Europe has promised to compensate possible losses incurred by European companies working with Iran in case they are affected by the United States' sanctions. But how effective EU's measures are likely to be?

Hours after renewed U.S. sanction were implemented U.S. President Donald Trump once again threatened European companies to leave the Iranian market to avoid the sanctions.

One consequence of Trump's threat was that German auto giant Daimler halted its business activities in Iran hours after Trump vowed to block any company operating in Iran from selling in the vast U.S. marketplace.

"We have suspended our already limited activities in Iran in accordance with the applicable sanctions," a Daimler spokeswoman said on August 7.

Many European companies stopped their activities in Iran during the weeks before the implementation of renewed sanctions.

Iranian economic expert in Europe, Mehrdad Emadi told Radio Farda in an interview that at least nine European companies and institutions decided to suspend their activities in Iran in early August.
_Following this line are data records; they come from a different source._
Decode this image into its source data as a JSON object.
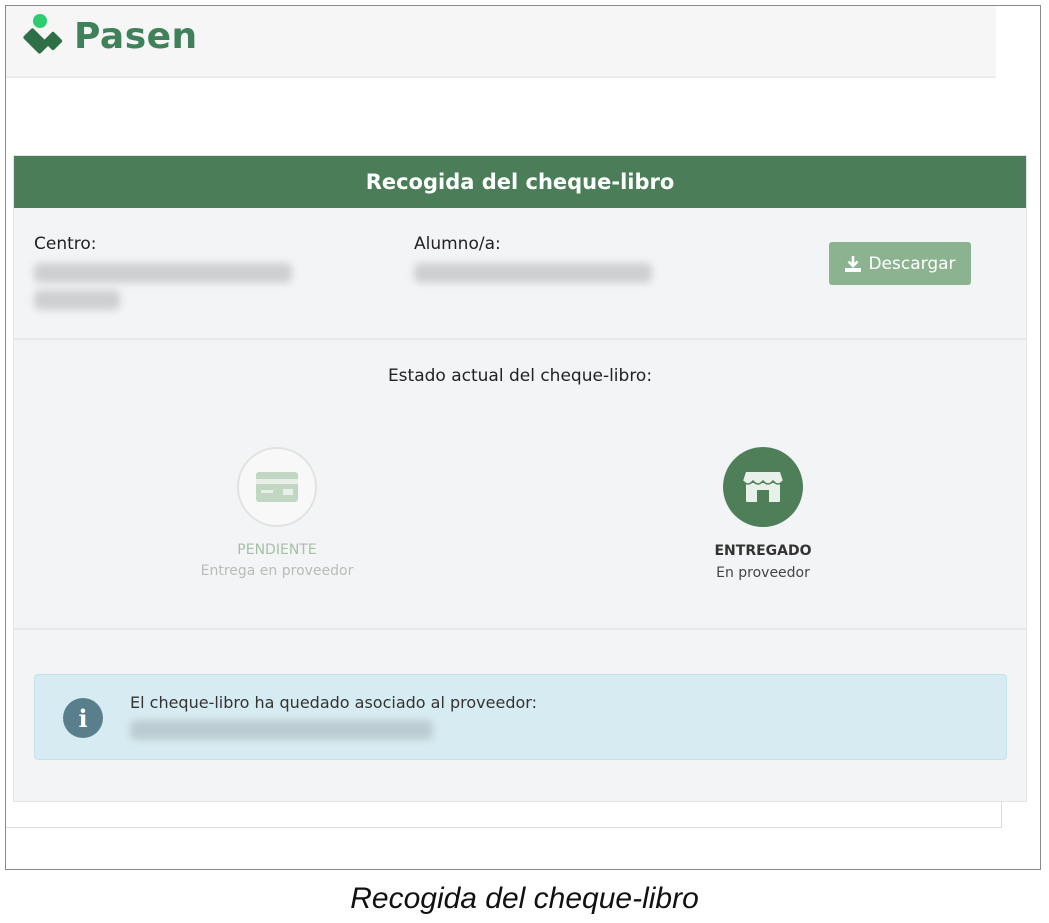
{
  "app": {
    "brand": "Pasen",
    "brand_color": "#3f8159",
    "logo_accent_color": "#2ecc71"
  },
  "panel": {
    "header_title": "Recogida del cheque-libro",
    "header_color": "#4b7d58",
    "centro_label": "Centro:",
    "alumno_label": "Alumno/a:",
    "download_label": "Descargar",
    "download_icon": "download-icon",
    "status_title": "Estado actual del cheque-libro:",
    "statuses": [
      {
        "label": "PENDIENTE",
        "sub": "Entrega en proveedor",
        "icon": "card-icon",
        "active": false
      },
      {
        "label": "ENTREGADO",
        "sub": "En proveedor",
        "icon": "store-icon",
        "active": true
      }
    ],
    "alert": {
      "icon": "info-icon",
      "icon_text": "i",
      "message": "El cheque-libro ha quedado asociado al proveedor:"
    }
  },
  "caption": "Recogida del cheque-libro"
}
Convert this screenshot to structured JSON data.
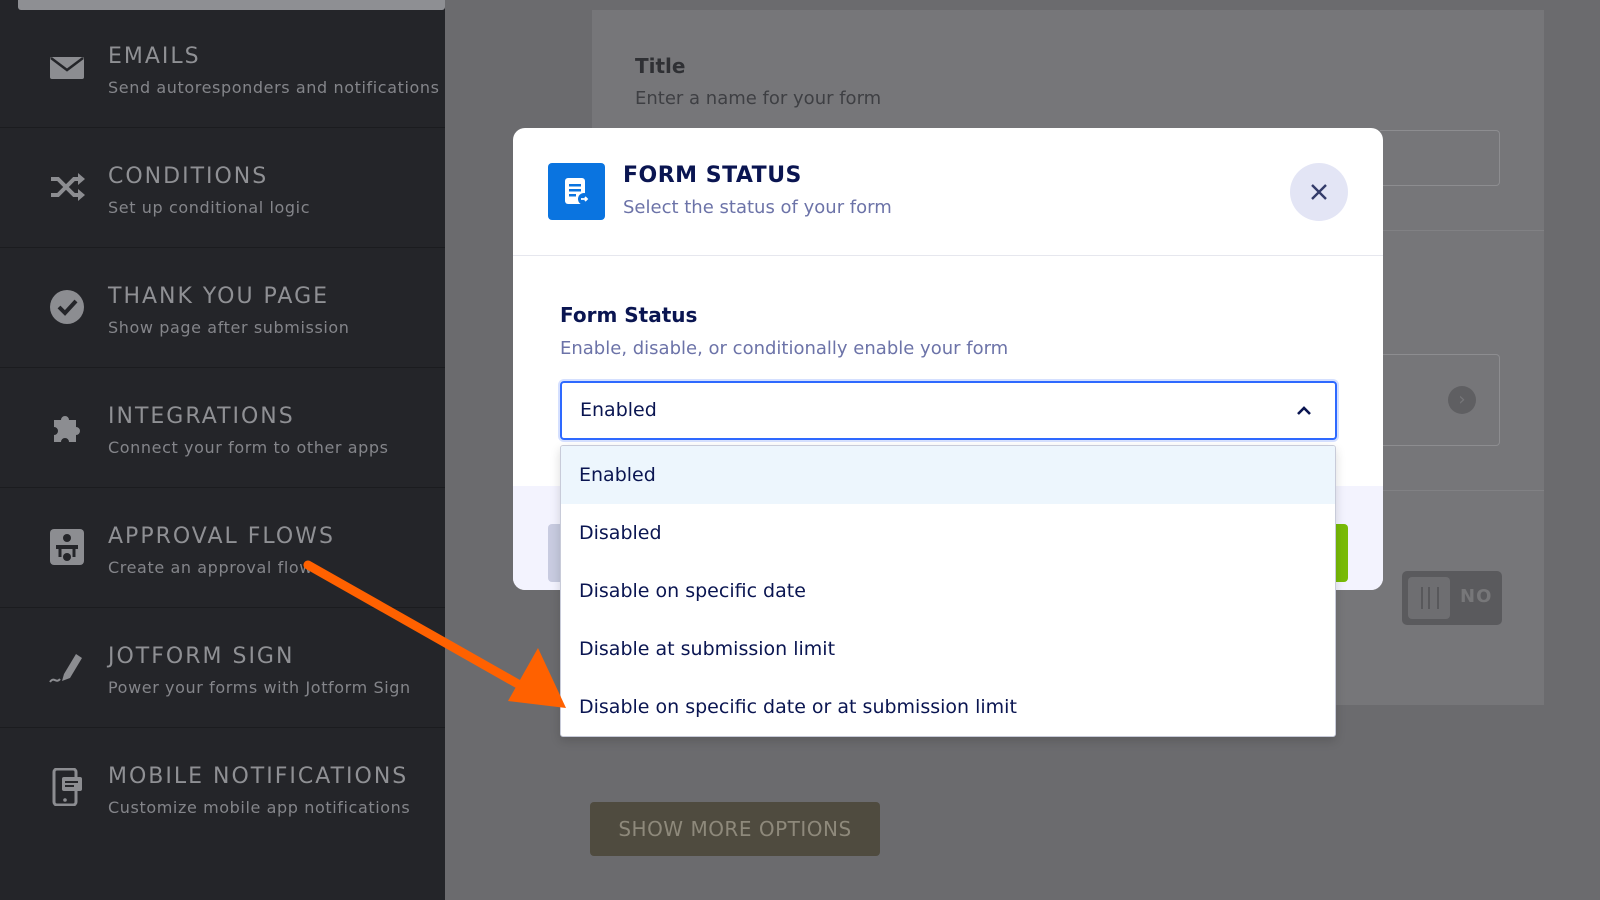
{
  "sidebar": {
    "items": [
      {
        "icon": "envelope-icon",
        "title": "EMAILS",
        "subtitle": "Send autoresponders and notifications"
      },
      {
        "icon": "shuffle-icon",
        "title": "CONDITIONS",
        "subtitle": "Set up conditional logic"
      },
      {
        "icon": "check-circle-icon",
        "title": "THANK YOU PAGE",
        "subtitle": "Show page after submission"
      },
      {
        "icon": "puzzle-icon",
        "title": "INTEGRATIONS",
        "subtitle": "Connect your form to other apps"
      },
      {
        "icon": "approval-flow-icon",
        "title": "APPROVAL FLOWS",
        "subtitle": "Create an approval flow"
      },
      {
        "icon": "pen-sign-icon",
        "title": "JOTFORM SIGN",
        "subtitle": "Power your forms with Jotform Sign"
      },
      {
        "icon": "mobile-icon",
        "title": "MOBILE NOTIFICATIONS",
        "subtitle": "Customize mobile app notifications"
      }
    ]
  },
  "page": {
    "title": "Title",
    "subtitle": "Enter a name for your form",
    "toggle_label": "NO",
    "show_more": "SHOW MORE OPTIONS"
  },
  "modal": {
    "icon": "form-document-icon",
    "title": "FORM STATUS",
    "subtitle": "Select the status of your form",
    "close_icon": "close-icon",
    "field_label": "Form Status",
    "field_description": "Enable, disable, or conditionally enable your form",
    "selected_value": "Enabled",
    "options": [
      "Enabled",
      "Disabled",
      "Disable on specific date",
      "Disable at submission limit",
      "Disable on specific date or at submission limit"
    ]
  },
  "colors": {
    "sidebar_bg": "#242529",
    "overlay_bg": "#6b6b6e",
    "brand_blue": "#0a74e0",
    "focus_blue": "#2e69ff",
    "submit_green": "#78bb07",
    "annotation_orange": "#ff6100",
    "selected_option_bg": "#edf6fd"
  }
}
On August 7 the EU announced that "As the first batch of re-imposed US sanctions on Iran takes effect, the EU's updated Blocking Statute enters into force on 7 August to mitigate their impact on the interests of EU companies doing legitimate business in Iran."

"The updated Blocking Statute is part of the European Union's support for the continued full and effective implementation of the Joint Comprehensive Plan of Action (JCPOA) – the Iran nuclear deal, including by sustaining trade and economic relations between the EU and Iran, which were normalised when nuclear-related sanctions were lifted as a result of the JCPOA," the EU statement added.

While the EU vowed to provide funds for any fines European companies might incur, Emadi says, "Currently EU's compensation fund is around 14 billion Euros. That is enough for paying the penalty for three or four cases, and then the fund will run out," Emadi further elaborated.

However, developments such as Daimler halting its operations in Iran, show that although European governments might be willing to salvage the JCPOA regardless of the US pull-out, businesses would priorities their interests and prefer bigger interests in the US market over smaller gains in Iran.

Previously French car maker Renault stopped its operation in Iran to save the interests of its Japanese partner Nissan in the United States, although Renault is not operating in US market.

Emadi said elsewhere in his interview with Radio Farda, "European businesses know that the US Treasury's actions may not be legally justifiable, but they are worried because they believe it is the world's largest economy that is telling them they would be punished if they continue business with Iran."

Emadi's forecast was that more European companies would be leaving Iran during the week after the re-imposition of US sanctions.

"The understanding in Iran of the world economy is at the level of dealership and goods smuggling. They have little understanding of how the global economy works," Emadi said.

He added that while the economy in the United States has one single executive system, there are 27 different systems in Europe. Although the UK and Germany and to some extent France want to defend Iran against US sanctions, there are other European states such as Spain which are not interested in working with Iran."

On the other hand, many European governments are worried about the fact that Iran's record in the areas of transparency and fighting money laundering has worsened and at the same time, the presence of Iran’s security-military circles in the economy has increased. As a result, when EU foreign policy chief Mugherini or others say they would defend Iran against sanctions, this does not mean that other European officials would also do so, Emadi told Radio Farda.

Subsequently, and in the absence of Iran's official commitment to international conventions about transparency and confronting economic support for terrorism, Iran's reliance on Europe appears to be more optimistic and less realistic.

The United States is using penalties as its tool to enforce renewed sanctions, while Europe is relying on compensation as its tool in defending Iran, but Europe is not likely to have the financial resources to further its policy, Emadi noted.